◆ EXERCISE DIRECTIONS:
Among the entries, find the lines with the string "JSON" and report them.

◆ RECORDS SHOWN:
= Beginning of Section =
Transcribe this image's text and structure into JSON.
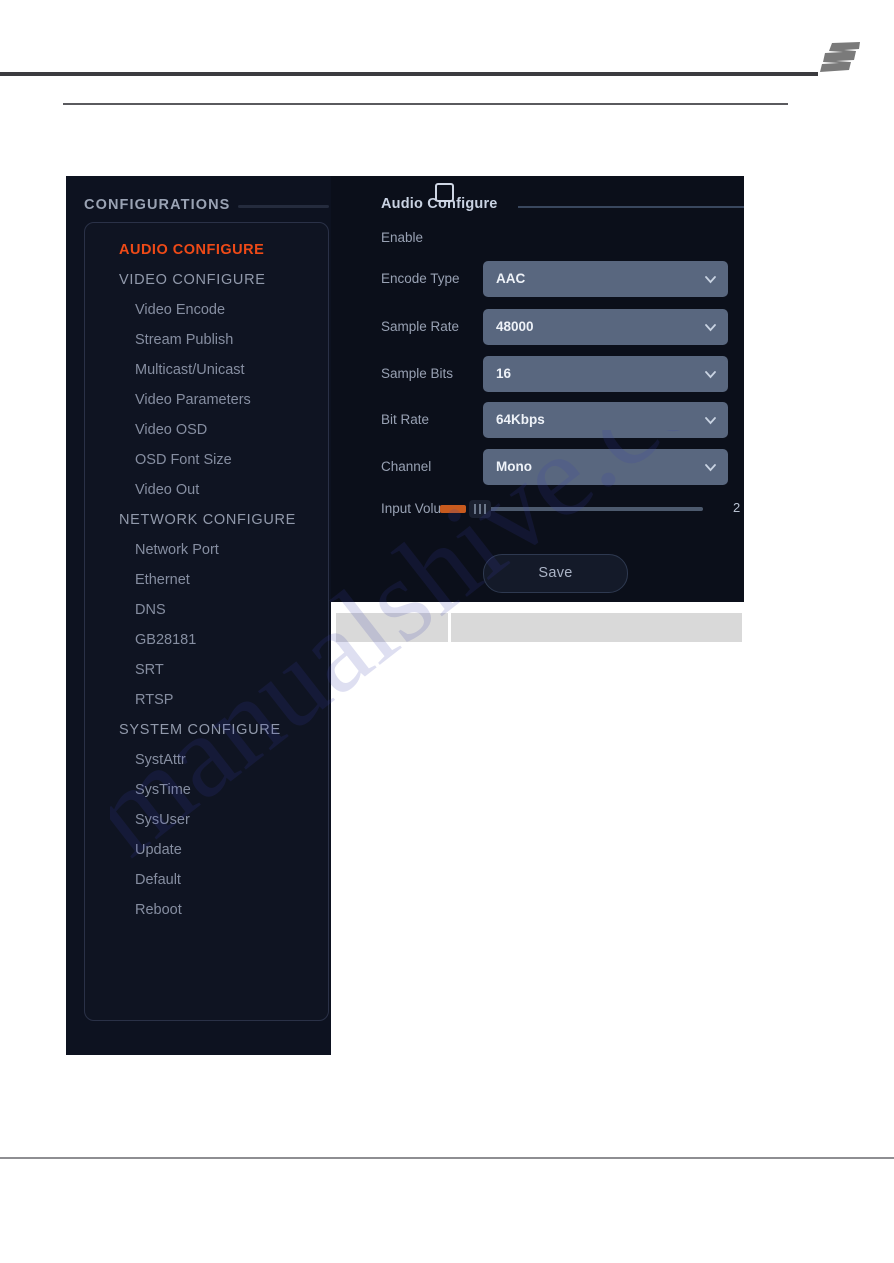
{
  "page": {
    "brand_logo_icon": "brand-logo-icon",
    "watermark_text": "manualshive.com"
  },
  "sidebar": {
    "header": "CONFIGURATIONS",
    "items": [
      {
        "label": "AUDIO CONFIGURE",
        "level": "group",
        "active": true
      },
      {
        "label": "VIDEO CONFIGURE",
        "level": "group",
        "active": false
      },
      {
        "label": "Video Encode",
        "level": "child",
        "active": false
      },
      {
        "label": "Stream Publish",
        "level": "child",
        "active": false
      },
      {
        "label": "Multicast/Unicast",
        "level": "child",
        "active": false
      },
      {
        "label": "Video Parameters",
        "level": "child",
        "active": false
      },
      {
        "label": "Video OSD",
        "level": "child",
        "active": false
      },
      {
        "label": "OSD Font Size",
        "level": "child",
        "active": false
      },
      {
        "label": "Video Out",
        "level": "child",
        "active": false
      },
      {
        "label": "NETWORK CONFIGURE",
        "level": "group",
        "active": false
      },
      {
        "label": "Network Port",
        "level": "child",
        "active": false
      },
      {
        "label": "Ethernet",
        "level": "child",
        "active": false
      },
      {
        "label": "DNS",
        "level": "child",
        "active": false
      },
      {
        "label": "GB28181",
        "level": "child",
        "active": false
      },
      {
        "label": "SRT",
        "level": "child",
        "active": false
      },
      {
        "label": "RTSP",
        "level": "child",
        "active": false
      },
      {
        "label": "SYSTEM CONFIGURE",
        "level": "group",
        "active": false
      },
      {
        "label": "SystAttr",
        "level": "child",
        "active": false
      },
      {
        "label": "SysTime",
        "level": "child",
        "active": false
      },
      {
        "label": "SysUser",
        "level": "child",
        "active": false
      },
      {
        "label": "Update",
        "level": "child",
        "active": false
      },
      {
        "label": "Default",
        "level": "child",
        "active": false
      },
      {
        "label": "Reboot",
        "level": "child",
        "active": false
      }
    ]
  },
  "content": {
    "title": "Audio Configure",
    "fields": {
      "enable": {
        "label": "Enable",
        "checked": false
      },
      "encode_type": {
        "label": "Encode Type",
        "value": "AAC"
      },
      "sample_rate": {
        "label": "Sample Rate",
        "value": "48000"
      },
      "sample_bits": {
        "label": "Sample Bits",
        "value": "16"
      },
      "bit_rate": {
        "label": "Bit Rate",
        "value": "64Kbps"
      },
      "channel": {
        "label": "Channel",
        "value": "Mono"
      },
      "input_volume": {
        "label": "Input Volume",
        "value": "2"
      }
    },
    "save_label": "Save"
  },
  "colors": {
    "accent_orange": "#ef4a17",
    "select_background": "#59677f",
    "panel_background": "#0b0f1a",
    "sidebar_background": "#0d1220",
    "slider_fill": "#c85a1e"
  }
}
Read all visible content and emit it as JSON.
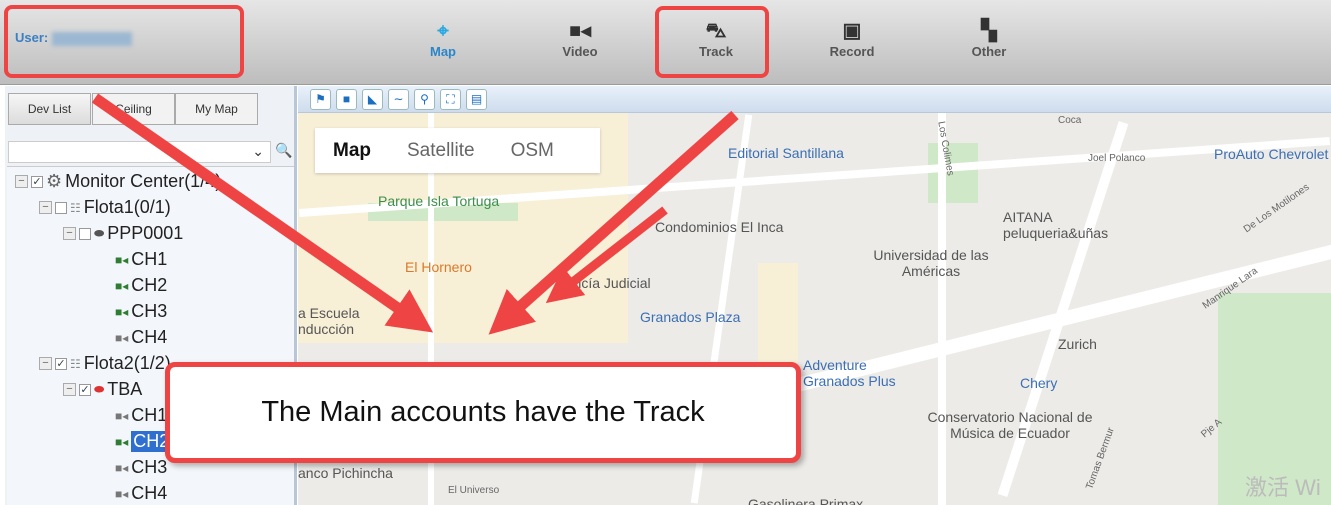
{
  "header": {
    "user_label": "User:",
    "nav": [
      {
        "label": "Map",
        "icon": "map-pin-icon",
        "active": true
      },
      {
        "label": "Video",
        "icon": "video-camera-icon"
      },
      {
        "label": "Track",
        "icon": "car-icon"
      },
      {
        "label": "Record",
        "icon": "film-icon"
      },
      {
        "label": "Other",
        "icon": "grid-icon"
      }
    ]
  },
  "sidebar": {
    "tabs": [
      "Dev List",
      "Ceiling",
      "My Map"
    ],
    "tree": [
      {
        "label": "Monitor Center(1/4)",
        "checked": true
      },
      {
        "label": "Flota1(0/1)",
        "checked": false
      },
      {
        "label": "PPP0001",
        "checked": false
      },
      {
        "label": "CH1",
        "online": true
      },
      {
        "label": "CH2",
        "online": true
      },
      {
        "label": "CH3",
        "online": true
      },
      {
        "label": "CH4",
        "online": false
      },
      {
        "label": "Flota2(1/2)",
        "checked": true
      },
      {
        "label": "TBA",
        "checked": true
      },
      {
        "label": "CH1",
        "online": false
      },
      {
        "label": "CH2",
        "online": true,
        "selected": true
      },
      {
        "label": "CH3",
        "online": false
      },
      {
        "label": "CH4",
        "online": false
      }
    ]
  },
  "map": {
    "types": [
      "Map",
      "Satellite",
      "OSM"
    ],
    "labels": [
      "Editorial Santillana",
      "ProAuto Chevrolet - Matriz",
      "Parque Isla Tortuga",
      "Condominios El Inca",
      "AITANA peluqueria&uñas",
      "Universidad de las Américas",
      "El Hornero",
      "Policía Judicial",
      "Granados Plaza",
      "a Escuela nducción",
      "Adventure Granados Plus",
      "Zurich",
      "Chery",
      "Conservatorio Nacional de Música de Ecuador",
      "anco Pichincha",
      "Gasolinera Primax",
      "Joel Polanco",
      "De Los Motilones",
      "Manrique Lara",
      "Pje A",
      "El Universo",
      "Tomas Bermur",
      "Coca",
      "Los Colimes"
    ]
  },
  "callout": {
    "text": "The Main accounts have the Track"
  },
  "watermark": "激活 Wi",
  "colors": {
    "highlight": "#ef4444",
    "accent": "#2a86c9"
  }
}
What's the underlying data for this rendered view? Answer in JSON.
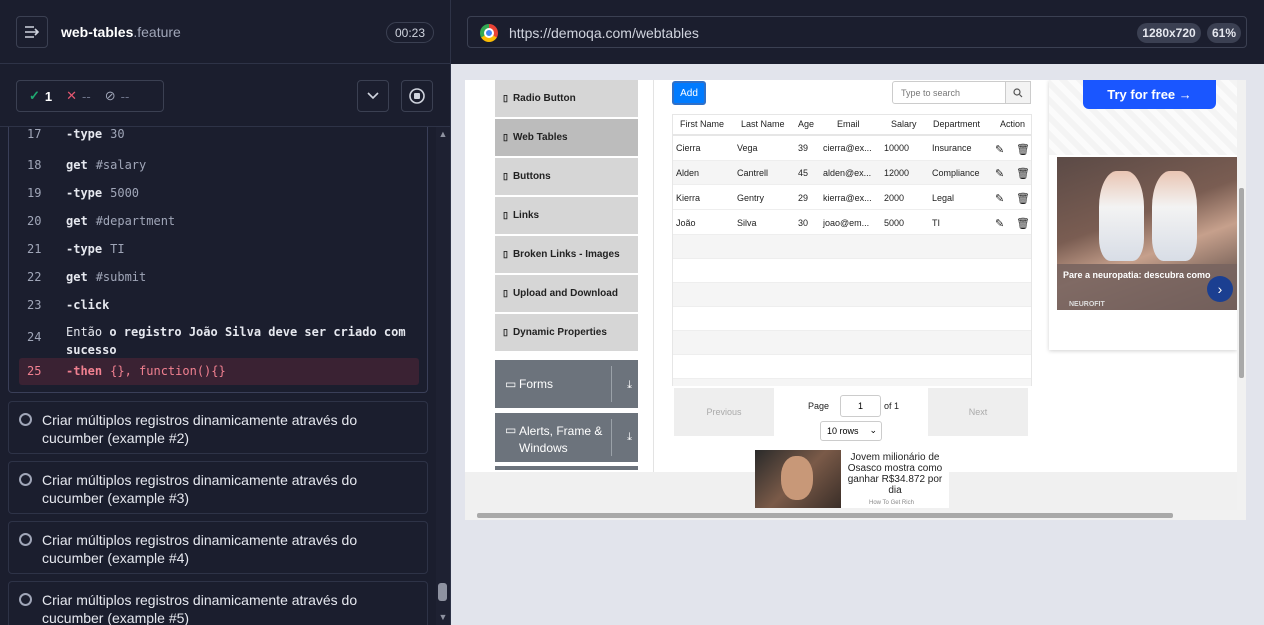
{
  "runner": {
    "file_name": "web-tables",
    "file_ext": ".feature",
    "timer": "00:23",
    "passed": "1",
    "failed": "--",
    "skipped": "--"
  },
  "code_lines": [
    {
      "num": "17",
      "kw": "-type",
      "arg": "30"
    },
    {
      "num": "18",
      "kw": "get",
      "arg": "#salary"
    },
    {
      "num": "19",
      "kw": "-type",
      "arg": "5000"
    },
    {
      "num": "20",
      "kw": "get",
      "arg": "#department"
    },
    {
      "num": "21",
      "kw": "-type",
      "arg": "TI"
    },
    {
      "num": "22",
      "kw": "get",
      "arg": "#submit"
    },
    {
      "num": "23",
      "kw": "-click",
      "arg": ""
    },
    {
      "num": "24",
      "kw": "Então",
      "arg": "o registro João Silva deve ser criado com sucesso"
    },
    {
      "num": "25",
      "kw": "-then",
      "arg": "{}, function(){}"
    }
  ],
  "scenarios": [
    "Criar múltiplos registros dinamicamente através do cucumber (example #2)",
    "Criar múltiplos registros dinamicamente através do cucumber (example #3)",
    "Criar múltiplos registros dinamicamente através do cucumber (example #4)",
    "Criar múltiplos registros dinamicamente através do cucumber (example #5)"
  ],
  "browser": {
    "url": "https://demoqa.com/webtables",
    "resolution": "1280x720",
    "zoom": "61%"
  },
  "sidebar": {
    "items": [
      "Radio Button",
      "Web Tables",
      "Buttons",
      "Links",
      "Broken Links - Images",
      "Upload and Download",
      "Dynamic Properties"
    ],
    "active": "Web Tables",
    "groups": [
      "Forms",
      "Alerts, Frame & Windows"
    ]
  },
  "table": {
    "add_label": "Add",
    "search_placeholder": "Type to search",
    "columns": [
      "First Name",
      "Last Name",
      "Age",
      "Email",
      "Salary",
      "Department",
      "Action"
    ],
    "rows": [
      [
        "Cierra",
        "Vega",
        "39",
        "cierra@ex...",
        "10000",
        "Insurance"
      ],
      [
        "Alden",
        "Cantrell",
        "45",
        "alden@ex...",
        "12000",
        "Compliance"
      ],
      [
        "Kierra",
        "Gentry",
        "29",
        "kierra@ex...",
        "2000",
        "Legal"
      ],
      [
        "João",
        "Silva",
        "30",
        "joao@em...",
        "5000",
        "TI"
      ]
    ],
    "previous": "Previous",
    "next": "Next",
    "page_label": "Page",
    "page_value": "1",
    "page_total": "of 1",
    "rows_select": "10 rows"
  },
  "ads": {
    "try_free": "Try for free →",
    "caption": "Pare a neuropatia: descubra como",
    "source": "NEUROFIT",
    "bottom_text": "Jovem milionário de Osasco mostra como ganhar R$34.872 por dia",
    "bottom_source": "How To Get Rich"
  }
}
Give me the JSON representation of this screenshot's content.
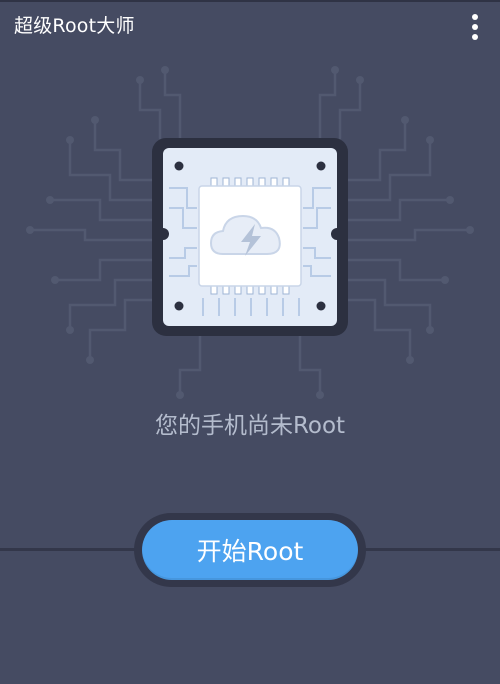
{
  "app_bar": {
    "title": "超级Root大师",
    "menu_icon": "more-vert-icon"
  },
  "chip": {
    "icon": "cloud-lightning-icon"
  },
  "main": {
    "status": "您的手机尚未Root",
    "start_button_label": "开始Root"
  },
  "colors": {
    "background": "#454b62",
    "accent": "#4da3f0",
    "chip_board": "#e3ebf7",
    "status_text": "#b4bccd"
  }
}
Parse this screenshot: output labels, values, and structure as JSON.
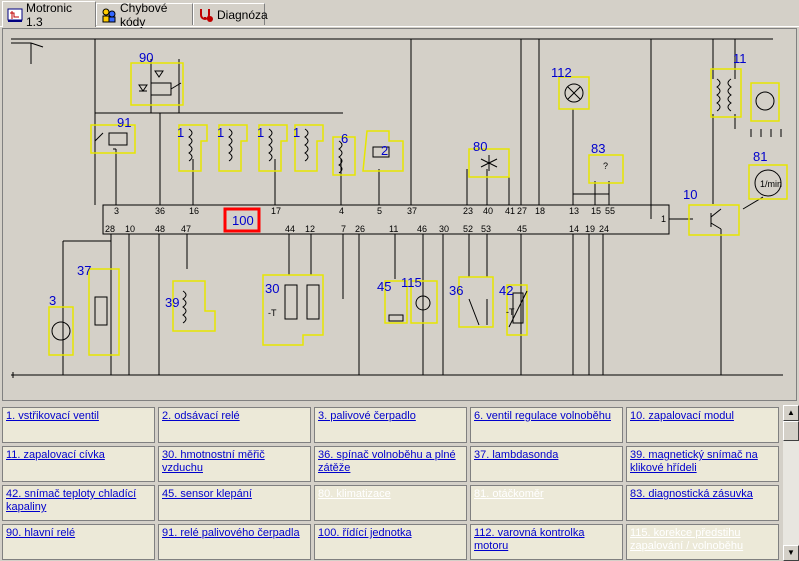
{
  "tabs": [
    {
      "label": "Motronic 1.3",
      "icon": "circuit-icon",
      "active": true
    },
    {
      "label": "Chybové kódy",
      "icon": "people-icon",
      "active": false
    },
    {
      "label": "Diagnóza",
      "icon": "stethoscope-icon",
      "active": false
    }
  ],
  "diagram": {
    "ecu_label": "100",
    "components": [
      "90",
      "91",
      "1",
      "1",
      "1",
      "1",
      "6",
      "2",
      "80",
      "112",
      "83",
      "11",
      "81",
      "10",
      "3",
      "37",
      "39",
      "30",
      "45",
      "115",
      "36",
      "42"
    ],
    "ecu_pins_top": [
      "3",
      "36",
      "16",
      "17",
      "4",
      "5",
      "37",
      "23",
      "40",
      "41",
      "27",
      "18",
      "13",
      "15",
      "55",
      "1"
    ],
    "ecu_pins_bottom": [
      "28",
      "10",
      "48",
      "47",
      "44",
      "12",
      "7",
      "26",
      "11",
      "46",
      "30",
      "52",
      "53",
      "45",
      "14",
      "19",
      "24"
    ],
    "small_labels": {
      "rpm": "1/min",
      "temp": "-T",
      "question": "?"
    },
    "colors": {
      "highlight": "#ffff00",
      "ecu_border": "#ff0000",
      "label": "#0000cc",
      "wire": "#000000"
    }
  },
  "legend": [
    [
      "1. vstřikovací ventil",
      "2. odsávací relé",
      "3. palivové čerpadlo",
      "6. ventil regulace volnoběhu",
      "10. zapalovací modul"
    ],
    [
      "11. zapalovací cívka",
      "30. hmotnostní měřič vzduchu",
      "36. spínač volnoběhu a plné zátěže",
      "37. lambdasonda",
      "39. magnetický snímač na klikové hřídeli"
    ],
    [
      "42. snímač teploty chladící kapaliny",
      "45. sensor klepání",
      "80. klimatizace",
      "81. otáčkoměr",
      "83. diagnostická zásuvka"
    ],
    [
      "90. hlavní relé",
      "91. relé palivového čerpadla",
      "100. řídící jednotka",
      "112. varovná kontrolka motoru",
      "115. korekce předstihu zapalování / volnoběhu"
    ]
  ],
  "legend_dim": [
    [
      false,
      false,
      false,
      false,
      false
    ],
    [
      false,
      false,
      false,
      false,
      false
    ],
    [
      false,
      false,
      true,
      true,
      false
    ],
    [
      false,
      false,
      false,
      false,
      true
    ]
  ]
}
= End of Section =
◆ OUTPUT OF THE TASK:
Transcribe this image's text and structure into JSON.
Read all visible content and emit it as JSON.
What's the underlying data for this rendered view? Answer in JSON.
Give me the JSON representation of this screenshot's content.
Parse this screenshot: output labels, values, and structure as JSON.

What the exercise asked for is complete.